Goal Setting and Planning — What Separates Leaders from Laggardsby Jake Smolarek
We all have dreams. We all have wishes. We all have goals. So, how is it that some people are able to attain their dreams while others languish in failure?
Well, there are a few reasons. Let’s start with the basics:
Dreams, Wishes, and Goals: There Is a Difference
You’ve probably heard this saying or some variation of it before: “dreams without goals are just dreams.” It’s true, if you keep dreaming and wishing for something without taking any type of action to attain it, then you might as well go back to sleep. In a nutshell, nothing’s going to happen for you without some planning and elbow grease.
The Power of Writing and Planning
Having a goal is great, but you cannot let it reside in your mind. You must write it down and create a plan around it to make it actionable. It’s the same as getting groceries. You have an item, you make a list, you plan to go to the grocery store, you go to the grocery store, and you cross that item off your list. Write it down, plan for it, do it, and cross it off. Obviously, most audacious goals aren’t as easy as going to the grocery store, and there will likely be many steps between planning and achievement—but that’s the point. If you make a detailed and thorough plan, you’ll have a tangible path toward your goal, and this will motivate you to take the next step.

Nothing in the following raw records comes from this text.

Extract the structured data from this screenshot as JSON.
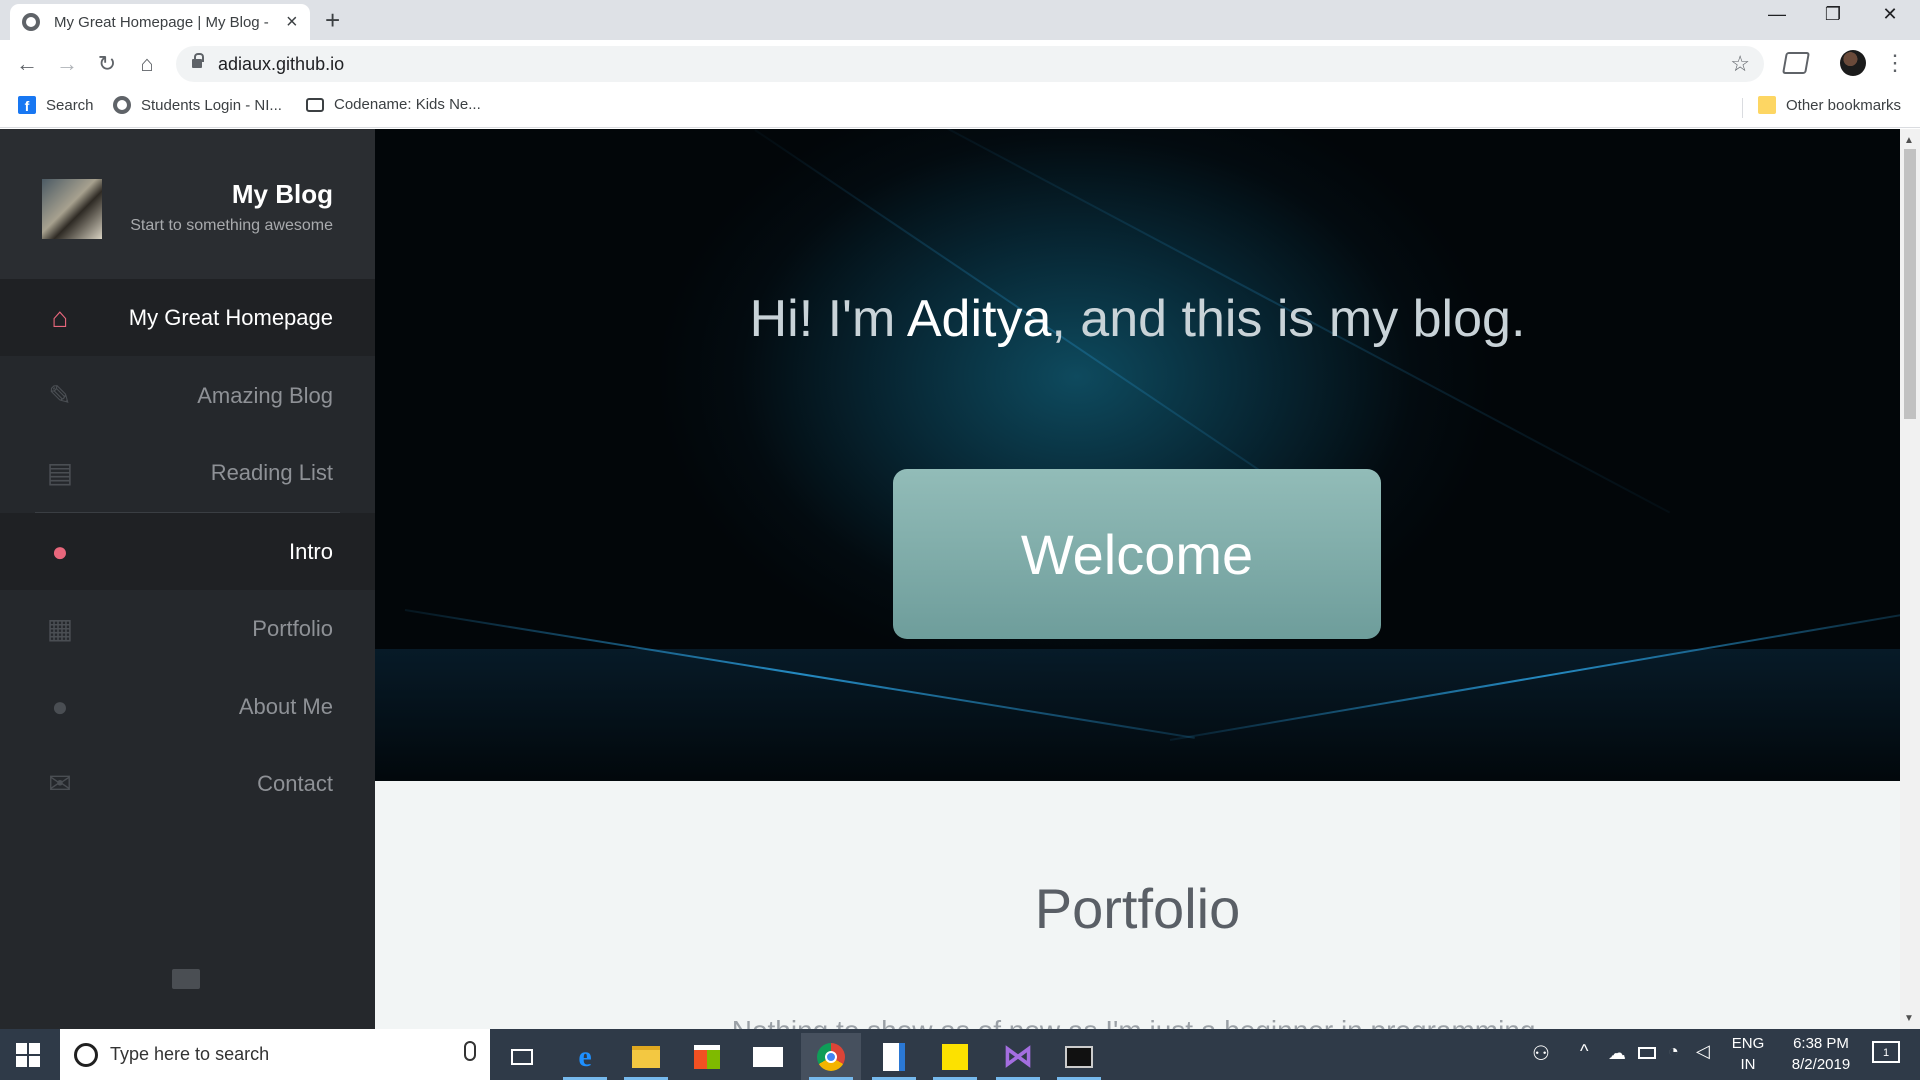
{
  "browser": {
    "tab_title": "My Great Homepage | My Blog - ",
    "url": "adiaux.github.io",
    "bookmarks": [
      {
        "label": "Search",
        "icon": "facebook-icon"
      },
      {
        "label": "Students Login - NI...",
        "icon": "globe-icon"
      },
      {
        "label": "Codename: Kids Ne...",
        "icon": "briefcase-icon"
      }
    ],
    "other_bookmarks": "Other bookmarks"
  },
  "sidebar": {
    "brand_title": "My Blog",
    "brand_subtitle": "Start to something awesome",
    "items": [
      {
        "label": "My Great Homepage",
        "icon": "home-icon",
        "active": true
      },
      {
        "label": "Amazing Blog",
        "icon": "pencil-icon",
        "active": false
      },
      {
        "label": "Reading List",
        "icon": "book-icon",
        "active": false
      },
      {
        "label": "Intro",
        "icon": "speech-bubble-icon",
        "active": true
      },
      {
        "label": "Portfolio",
        "icon": "grid-icon",
        "active": false
      },
      {
        "label": "About Me",
        "icon": "user-icon",
        "active": false
      },
      {
        "label": "Contact",
        "icon": "envelope-icon",
        "active": false
      }
    ],
    "footer_icon": "envelope-icon"
  },
  "hero": {
    "greeting_pre": "Hi! I'm ",
    "name": "Aditya",
    "greeting_post": ", and this is my blog.",
    "button_label": "Welcome"
  },
  "portfolio": {
    "title": "Portfolio",
    "text": "Nothing to show as of now as I'm just a beginner in programming."
  },
  "taskbar": {
    "search_placeholder": "Type here to search",
    "language": "ENG",
    "region": "IN",
    "time": "6:38 PM",
    "date": "8/2/2019",
    "notification_count": "1"
  },
  "colors": {
    "sidebar_bg": "#25282c",
    "active_icon": "#e8677c",
    "welcome_button": "#7fadab",
    "taskbar_bg": "#2f3a48"
  }
}
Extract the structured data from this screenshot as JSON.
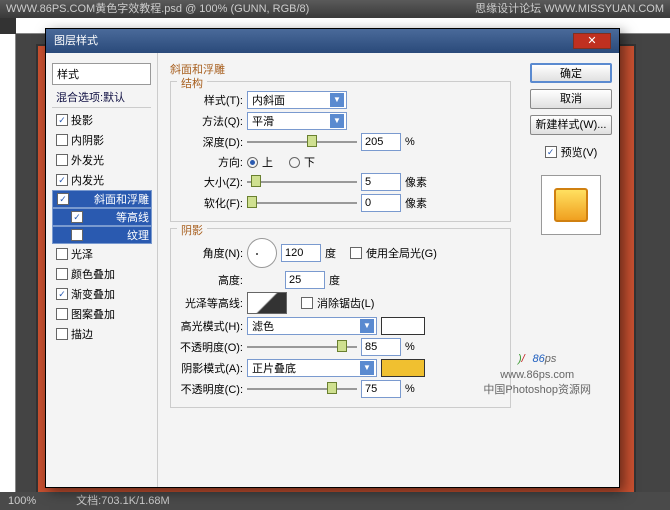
{
  "app": {
    "title_left": "WWW.86PS.COM黄色字效教程.psd @ 100% (GUNN, RGB/8)",
    "title_right": "思缘设计论坛  WWW.MISSYUAN.COM"
  },
  "status": {
    "zoom": "100%",
    "doc": "文档:703.1K/1.68M"
  },
  "dialog": {
    "title": "图层样式",
    "buttons": {
      "ok": "确定",
      "cancel": "取消",
      "newstyle": "新建样式(W)..."
    },
    "preview_label": "预览(V)"
  },
  "styles": {
    "header": "样式",
    "blend_header": "混合选项:默认",
    "items": [
      {
        "label": "投影",
        "checked": true
      },
      {
        "label": "内阴影",
        "checked": false
      },
      {
        "label": "外发光",
        "checked": false
      },
      {
        "label": "内发光",
        "checked": true
      },
      {
        "label": "斜面和浮雕",
        "checked": true,
        "selected": true
      },
      {
        "label": "等高线",
        "checked": true,
        "sub": true,
        "subsel": true
      },
      {
        "label": "纹理",
        "checked": false,
        "sub": true,
        "subsel": true
      },
      {
        "label": "光泽",
        "checked": false
      },
      {
        "label": "颜色叠加",
        "checked": false
      },
      {
        "label": "渐变叠加",
        "checked": true
      },
      {
        "label": "图案叠加",
        "checked": false
      },
      {
        "label": "描边",
        "checked": false
      }
    ]
  },
  "bevel": {
    "title": "斜面和浮雕",
    "structure": {
      "legend": "结构",
      "style_label": "样式(T):",
      "style_val": "内斜面",
      "method_label": "方法(Q):",
      "method_val": "平滑",
      "depth_label": "深度(D):",
      "depth_val": "205",
      "pct": "%",
      "dir_label": "方向:",
      "up": "上",
      "down": "下",
      "size_label": "大小(Z):",
      "size_val": "5",
      "px": "像素",
      "soften_label": "软化(F):",
      "soften_val": "0"
    },
    "shading": {
      "legend": "阴影",
      "angle_label": "角度(N):",
      "angle_val": "120",
      "deg": "度",
      "global_label": "使用全局光(G)",
      "alt_label": "高度:",
      "alt_val": "25",
      "gloss_label": "光泽等高线:",
      "antialias_label": "消除锯齿(L)",
      "hl_mode_label": "高光模式(H):",
      "hl_mode_val": "滤色",
      "hl_op_label": "不透明度(O):",
      "hl_op_val": "85",
      "sh_mode_label": "阴影模式(A):",
      "sh_mode_val": "正片叠底",
      "sh_op_label": "不透明度(C):",
      "sh_op_val": "75"
    }
  },
  "watermark": {
    "brand": "86",
    "suffix": "ps",
    "url": "www.86ps.com",
    "tag": "中国Photoshop资源网"
  }
}
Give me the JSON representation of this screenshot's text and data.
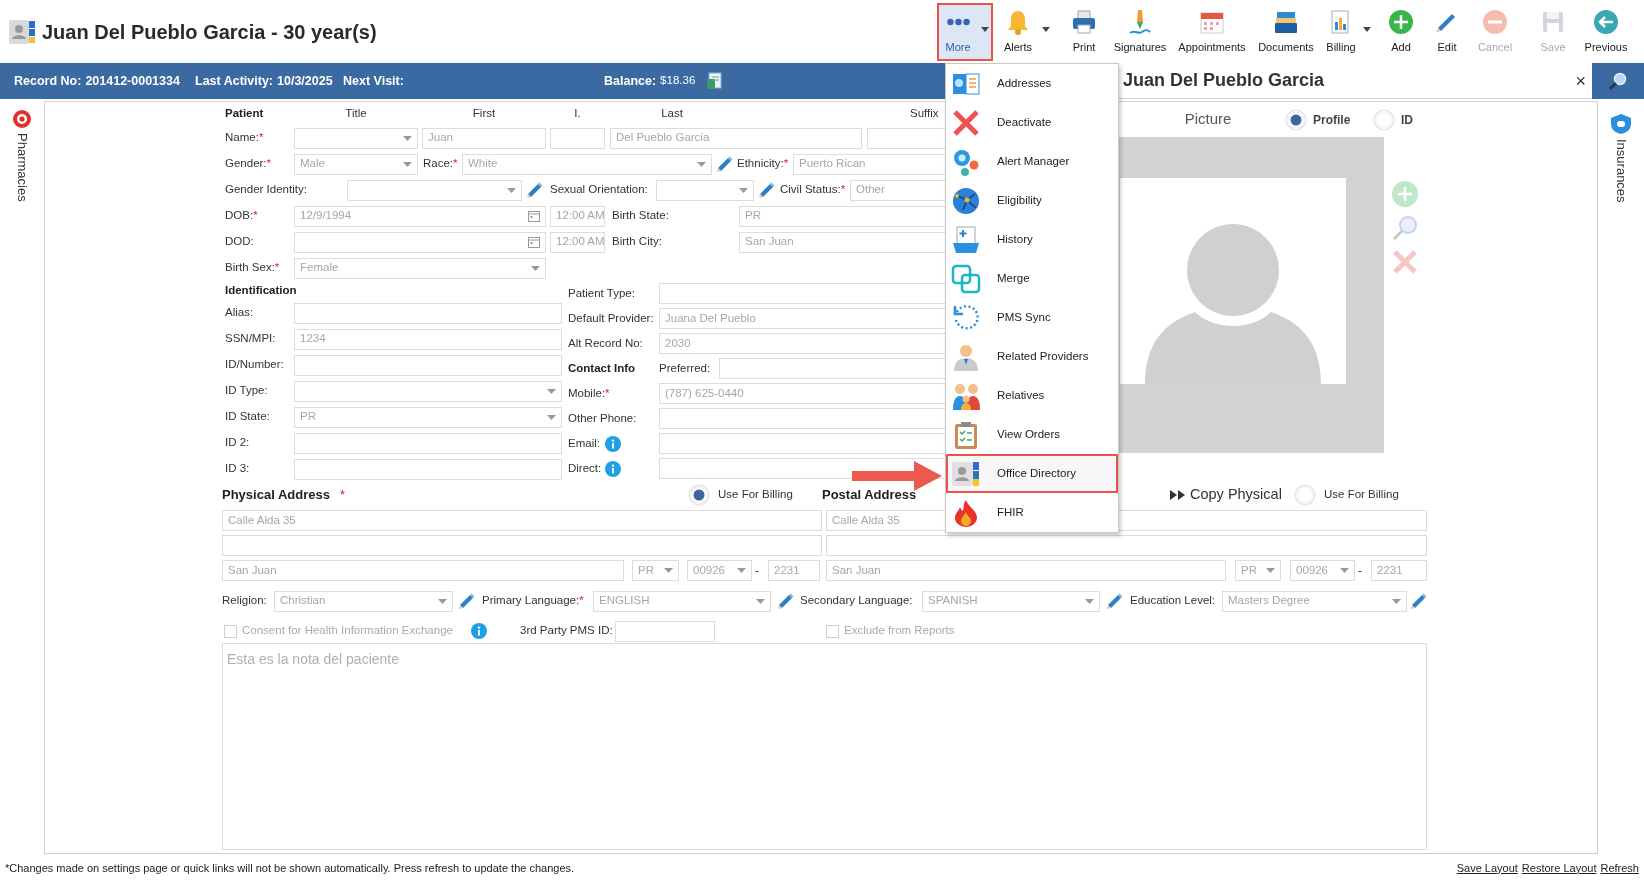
{
  "header": {
    "title": "Juan Del Pueblo Garcia - 30 year(s)",
    "toolbar": [
      {
        "label": "More",
        "highlighted": true,
        "dropdown": true,
        "disabled": false
      },
      {
        "label": "Alerts",
        "highlighted": false,
        "dropdown": true,
        "disabled": false
      },
      {
        "label": "Print",
        "highlighted": false,
        "dropdown": false,
        "disabled": false
      },
      {
        "label": "Signatures",
        "highlighted": false,
        "dropdown": false,
        "disabled": false
      },
      {
        "label": "Appointments",
        "highlighted": false,
        "dropdown": false,
        "disabled": false
      },
      {
        "label": "Documents",
        "highlighted": false,
        "dropdown": false,
        "disabled": false
      },
      {
        "label": "Billing",
        "highlighted": false,
        "dropdown": true,
        "disabled": false
      },
      {
        "label": "Add",
        "highlighted": false,
        "dropdown": false,
        "disabled": false
      },
      {
        "label": "Edit",
        "highlighted": false,
        "dropdown": false,
        "disabled": false
      },
      {
        "label": "Cancel",
        "highlighted": false,
        "dropdown": false,
        "disabled": true
      },
      {
        "label": "Save",
        "highlighted": false,
        "dropdown": false,
        "disabled": true
      },
      {
        "label": "Previous",
        "highlighted": false,
        "dropdown": false,
        "disabled": false
      }
    ]
  },
  "record_bar": {
    "items": [
      {
        "label": "Record No:",
        "value": "201412-0001334"
      },
      {
        "label": "Last Activity:",
        "value": "10/3/2025"
      },
      {
        "label": "Next Visit:"
      }
    ],
    "balance": {
      "label": "Balance:",
      "value": "$18.36"
    }
  },
  "more_menu": [
    {
      "label": "Addresses",
      "highlighted": false
    },
    {
      "label": "Deactivate",
      "highlighted": false
    },
    {
      "label": "Alert Manager",
      "highlighted": false
    },
    {
      "label": "Eligibility",
      "highlighted": false
    },
    {
      "label": "History",
      "highlighted": false
    },
    {
      "label": "Merge",
      "highlighted": false
    },
    {
      "label": "PMS Sync",
      "highlighted": false
    },
    {
      "label": "Related Providers",
      "highlighted": false
    },
    {
      "label": "Relatives",
      "highlighted": false
    },
    {
      "label": "View Orders",
      "highlighted": false
    },
    {
      "label": "Office Directory",
      "highlighted": true
    },
    {
      "label": "FHIR",
      "highlighted": false
    }
  ],
  "left_sidebar": {
    "label": "Pharmacies"
  },
  "right_sidebar": {
    "label": "Insurances"
  },
  "patient_panel": {
    "name": "Juan Del Pueblo Garcia",
    "close": "×",
    "picture_label": "Picture",
    "picture_options": [
      {
        "label": "Profile",
        "selected": true
      },
      {
        "label": "ID",
        "selected": false
      }
    ]
  },
  "form": {
    "patient_heading": "Patient",
    "name_columns": [
      "Title",
      "First",
      "I.",
      "Last",
      "Suffix"
    ],
    "fields": {
      "name": {
        "label": "Name:",
        "mark": "*",
        "first": "Juan",
        "last": "Del Pueblo Garcia"
      },
      "gender": {
        "label": "Gender:",
        "mark": "*",
        "value": "Male"
      },
      "race": {
        "label": "Race:",
        "mark": "*",
        "value": "White"
      },
      "ethnicity": {
        "label": "Ethnicity:",
        "mark": "*",
        "value": "Puerto Rican"
      },
      "gender_identity": {
        "label": "Gender Identity:"
      },
      "sexual_orientation": {
        "label": "Sexual Orientation:"
      },
      "civil_status": {
        "label": "Civil Status:",
        "mark": "*",
        "value": "Other"
      },
      "dob": {
        "label": "DOB:",
        "mark": "*",
        "value": "12/9/1994",
        "time": "12:00 AM"
      },
      "birth_state": {
        "label": "Birth State:",
        "value": "PR"
      },
      "dod": {
        "label": "DOD:",
        "time": "12:00 AM"
      },
      "birth_city": {
        "label": "Birth City:",
        "value": "San Juan"
      },
      "birth_sex": {
        "label": "Birth Sex:",
        "mark": "*",
        "value": "Female"
      },
      "alias": {
        "label": "Alias:"
      },
      "ssn": {
        "label": "SSN/MPI:",
        "value": "1234"
      },
      "id_number": {
        "label": "ID/Number:"
      },
      "id_type": {
        "label": "ID Type:"
      },
      "id_state": {
        "label": "ID State:",
        "value": "PR"
      },
      "id_2": {
        "label": "ID 2:"
      },
      "id_3": {
        "label": "ID 3:"
      },
      "patient_type": {
        "label": "Patient Type:"
      },
      "default_provider": {
        "label": "Default Provider:",
        "value": "Juana Del Pueblo"
      },
      "alt_record_no": {
        "label": "Alt Record No:",
        "value": "2030"
      },
      "preferred": {
        "label": "Preferred:"
      },
      "mobile": {
        "label": "Mobile:",
        "mark": "*",
        "value": "(787) 625-0440"
      },
      "other_phone": {
        "label": "Other Phone:"
      },
      "email": {
        "label": "Email:"
      },
      "direct": {
        "label": "Direct:"
      },
      "religion": {
        "label": "Religion:",
        "value": "Christian"
      },
      "primary_language": {
        "label": "Primary Language:",
        "mark": "*",
        "value": "ENGLISH"
      },
      "secondary_language": {
        "label": "Secondary Language:",
        "value": "SPANISH"
      },
      "education_level": {
        "label": "Education Level:",
        "value": "Masters Degree"
      },
      "third_party_pms_id": {
        "label": "3rd Party PMS ID:"
      }
    },
    "identification_heading": "Identification",
    "contact_heading": "Contact Info",
    "physical_address": {
      "heading": "Physical Address",
      "mark": "*",
      "use_for_billing": {
        "label": "Use For Billing",
        "selected": true
      },
      "line1": "Calle Alda 35",
      "city": "San Juan",
      "state": "PR",
      "zip": "00926",
      "separator": "-",
      "zip_ext": "2231"
    },
    "postal_address": {
      "heading": "Postal Address",
      "copy_label": "Copy Physical",
      "use_for_billing": {
        "label": "Use For Billing",
        "selected": false
      },
      "line1": "Calle Alda 35",
      "city": "San Juan",
      "state": "PR",
      "zip": "00926",
      "separator": "-",
      "zip_ext": "2231"
    },
    "consent": {
      "label": "Consent for Health Information Exchange",
      "checked": false
    },
    "exclude_from_reports": {
      "label": "Exclude from Reports",
      "checked": false
    },
    "notes": "Esta es la nota del paciente"
  },
  "footer": {
    "note": "*Changes made on settings page or quick links will not be shown automatically. Press refresh to update the changes.",
    "links": [
      "Save Layout",
      "Restore Layout",
      "Refresh"
    ]
  }
}
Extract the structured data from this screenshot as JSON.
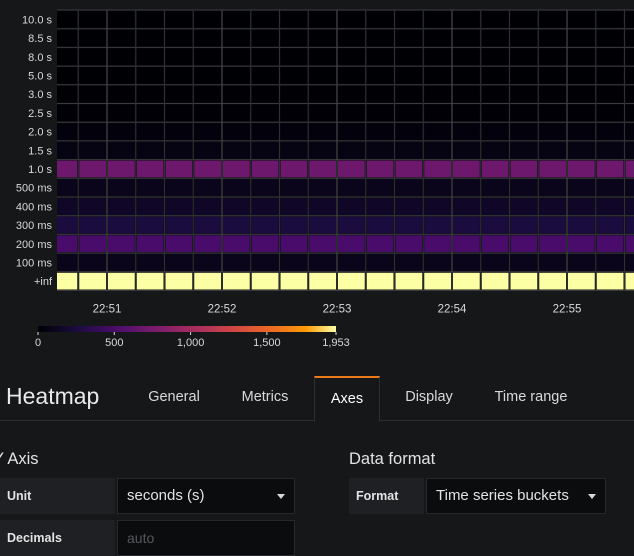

Set a Timeline and Determine How You Are Going to Achieve Your Goal
If you really are dedicated to achieving your goal, you’ll want to have a realistic timeline. For example, a non-definitive goal of “I want to be a millionaire,” becomes much more concrete when you add when and how you are going to get there. “I want to be a millionaire” turns into “I want to be a millionaire by the time I am 40 through my online retail business,”— that is a concrete goal.
Move Toward Your Goal Every Day
Many clients come to me when they have set a goal, but they are stuck with making progress. One of the biggest mistakes I see them making is not working toward their goal every day. Many have created pretty good plans, but they don’t incorporate a daily routine to act on the plan, and this makes the entire goal stagnant.
Dedication to your goal requires working on it every day. This doesn’t mean you have to quit your full-time job if you’re just starting out, and it doesn’t mean you have to pull 14-hour days either. What it means is that you have to do some work on it every day. This could be as little as one hour a day, or up to eight hours a day. The time depends on what you can handle, but it’s the daily routine that’s critical to making progress. 365 days at an hour a day is a lot of time. With 365 hours of work, it will be impossible for you not to make progress.
Fail Forward and Take Risks
To succeed with your goals, you must accept failure and learn from it productively. The most successful people aren’t lucky. They’ve had more failures than you can count, but they’ve taken those risks, learned from their mistakes and kept going. Steve Jobs, J. K. Rowling, Richard Branson… they’ve all had major failures in their careers, but they learned from them and used them to propel them toward better goals. Rowling’s first book, Harry Potter and the Philosopher’s Stone, was rejected 12 times before being accepted by a publisher—imagine what her life would have been if she stopped after the first rejection?
Risk rejection and failure for the promise of success. If you think that taking risks is costly, understand that not taking any risks is even more costly. I like to quote Nelson Mandela when I discuss this concept with clients. He said: “There is no passion to be found playing small—in settling for a life that is less than the one you are capable of living.” This is a mantra that everyone should abide by.
More Goals Means More Chances for Success
Have many goals and write them down. The more goals you have, the better. Have big goals like starting a successful business, small goals like getting your first client and very tiny goals—like buying yourself a new computer for your work. The more goals you set, the more you’ll feel fulfilled by achieving them and crossing them off. Here’s why: when you accomplish a goal, a dose of dopamine gets released in your body. This hormone and neurotransmitter makes you feel good, motivating you to keep moving toward your other goals.
More importantly, when you have many goals, your average for attaining them becomes higher. If you have 100 goals, that range from large to small, there is no way you won’t accomplish any of them if you try for all of them.
Smart goal setting takes practice, but those who learn how to do it well become successful. Want to learn more about my techniques, which include creating priorities, resolutions and themes? Contact me.